Can I make a suggestion. Since you have Windows on a separate drive, anything you do on the second drive won't do anything to Windows.

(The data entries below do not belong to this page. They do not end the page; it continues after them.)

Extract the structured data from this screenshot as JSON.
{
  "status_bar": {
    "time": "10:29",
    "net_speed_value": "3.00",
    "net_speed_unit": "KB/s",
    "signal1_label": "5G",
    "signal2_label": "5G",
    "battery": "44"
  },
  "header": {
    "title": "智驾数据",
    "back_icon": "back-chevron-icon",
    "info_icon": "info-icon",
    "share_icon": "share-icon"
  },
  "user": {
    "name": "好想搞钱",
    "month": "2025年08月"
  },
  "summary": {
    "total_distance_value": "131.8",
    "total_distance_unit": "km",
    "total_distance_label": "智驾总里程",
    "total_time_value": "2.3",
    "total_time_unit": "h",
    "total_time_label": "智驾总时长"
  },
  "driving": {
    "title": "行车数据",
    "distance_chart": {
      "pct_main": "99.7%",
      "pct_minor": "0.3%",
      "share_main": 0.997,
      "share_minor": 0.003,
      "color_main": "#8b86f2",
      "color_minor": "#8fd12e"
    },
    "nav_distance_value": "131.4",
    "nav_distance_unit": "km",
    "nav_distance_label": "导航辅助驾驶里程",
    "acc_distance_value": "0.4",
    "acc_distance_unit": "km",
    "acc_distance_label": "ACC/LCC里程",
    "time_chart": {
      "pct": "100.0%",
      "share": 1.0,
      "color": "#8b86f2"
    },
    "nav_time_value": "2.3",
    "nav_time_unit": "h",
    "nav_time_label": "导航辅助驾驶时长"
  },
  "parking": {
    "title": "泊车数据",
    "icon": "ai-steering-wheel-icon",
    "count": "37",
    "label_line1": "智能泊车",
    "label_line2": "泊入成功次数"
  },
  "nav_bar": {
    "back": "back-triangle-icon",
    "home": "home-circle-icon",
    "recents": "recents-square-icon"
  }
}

Therefore, why don't you go through the installation process on the second drive and see how it goes.
At the very worst, you will have to select the OS to boot through the bios (most computers allow you to hit a key to select boot device on startup), but one you have Ubuntu installed, we can talk you through the whole grub thing.
My suggested partitioning setuo would be (assuning 250G drive)
100M for grub (you don't need this, but it can make life easier later)
15GB to allocate to /
1G top allocate to swap (I expect Ubuntu will require a swap partition)
200G to allocate to /home
34G (or thereabouts) left unused for later use.
Note that on most PCs you can only have 4 primary partitions, but more (not sure of the limitations) logical partitions within an extended partition (have I lost you yet?). Therefore, I'd create a an extended partition and create the layout above as logical partitions withing that extended partition.
To be honest, the easiest way to do the partitioning would be to download one of the specialist live CD's like gparted or parted magic. You can get these from www.distrowatch.com
. They have good graphical interfaces that are pretty easy to follow, and I find them better than the partitioning tools supplied with installation disks. You can then just allocate the relevant partitions.
It sounds daunting but it's not that bad, and we'll help you through it. Here are some docs for you to look at
This shows the install process
When you get to the stage that say "Select a Disk", make sure you select your second drive, then the option to manually edit the partition table
Give it a go, and let us know how it progresses.